The tattered pages of the Annabel Carmel cookbook in the kitchen are testament to the hours spent sourcing and prepping ripe mangos, vanilla pods and other exotic ingredients I had never clapped eyes on before the age of 21, let alone two-and-three-quarters.
It’s why we’ve now arrived at a point where the twins’ top five favourite foods include olives (both black and green), humous and Scottish oatcakes.
For lunch I give them another of their favourites – avocado served with toasted pitta bread, but when it comes to dinner I decide to be a bit more adventurous.
“We’re having chicken and pesto with pasta,” I tell them.
I don’t like green pesto,” my son whines. “I not like red pesto,” my daughter adds with a frown.
I decide to conduct a taste test. Both jars are opened and teaspoons fetched. “I like red,” confirms my son. “My favourite is green,” nods my daughter.
“Hold on,” I say. “Are you two basing this on actual taste or just your favourite colours?”
The answer, it turns out, is a bit of both. My son is eventually persuaded to go with the green. I butterfly the chicken and lightly fry it in some olive oil, adding some slices of fresh red pepper.
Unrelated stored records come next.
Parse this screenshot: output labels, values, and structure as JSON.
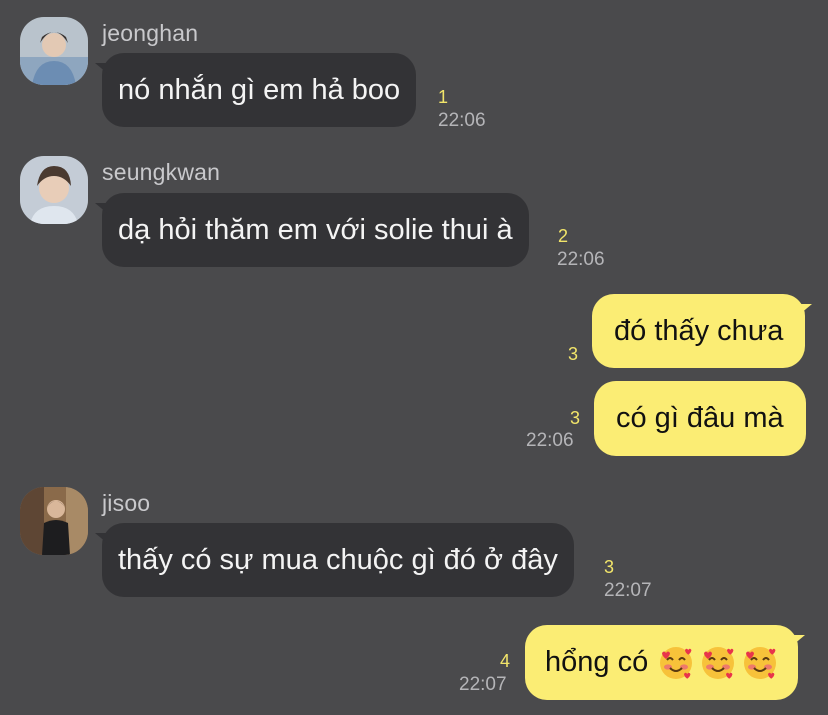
{
  "messages": [
    {
      "sender": "jeonghan",
      "text": "nó nhắn gì em hả boo",
      "unread": "1",
      "time": "22:06"
    },
    {
      "sender": "seungkwan",
      "text": "dạ hỏi thăm em với solie thui à",
      "unread": "2",
      "time": "22:06"
    },
    {
      "text": "đó thấy chưa",
      "unread": "3"
    },
    {
      "text": "có gì đâu mà",
      "unread": "3",
      "time": "22:06"
    },
    {
      "sender": "jisoo",
      "text": "thấy có sự mua chuộc gì đó ở đây",
      "unread": "3",
      "time": "22:07"
    },
    {
      "text": "hổng có",
      "emoji": [
        "smiling-face-with-hearts",
        "smiling-face-with-hearts",
        "smiling-face-with-hearts"
      ],
      "unread": "4",
      "time": "22:07"
    }
  ],
  "colors": {
    "background": "#4a4a4c",
    "incoming_bubble": "#333336",
    "outgoing_bubble": "#fbed74",
    "unread_count": "#f2e56a"
  }
}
The fusili pasta is just the right side of al dente and swirled with generous dollops of the pesto.
The pair of them devour two plate fulls each. Then they started asking for some of their leftover Easter chocolate.
“Don’t you want some apple as well?” I ask them, mindful that the Missus will not be impressed if they don’t have their daily quota of fruit.
“Yes,” says my daughter.
“No,” says my son.
I win him round by taking an apple and chopping it up for me and her to share.
“I want some apple,” he says after watching us start tucking in. I cut another one up and we pool our resources between us.
Once they’ve polished off the last chunk, I feel confident enough that the Missus will be happy with the rest of today’s diet that one small piece of chocolate each won’t hurt.
Just as they start biting into it, the kitchen door opens and the Missus walks in from work.
“What have you two had for dinner?” she asks.
“Chocolate!” they chorus.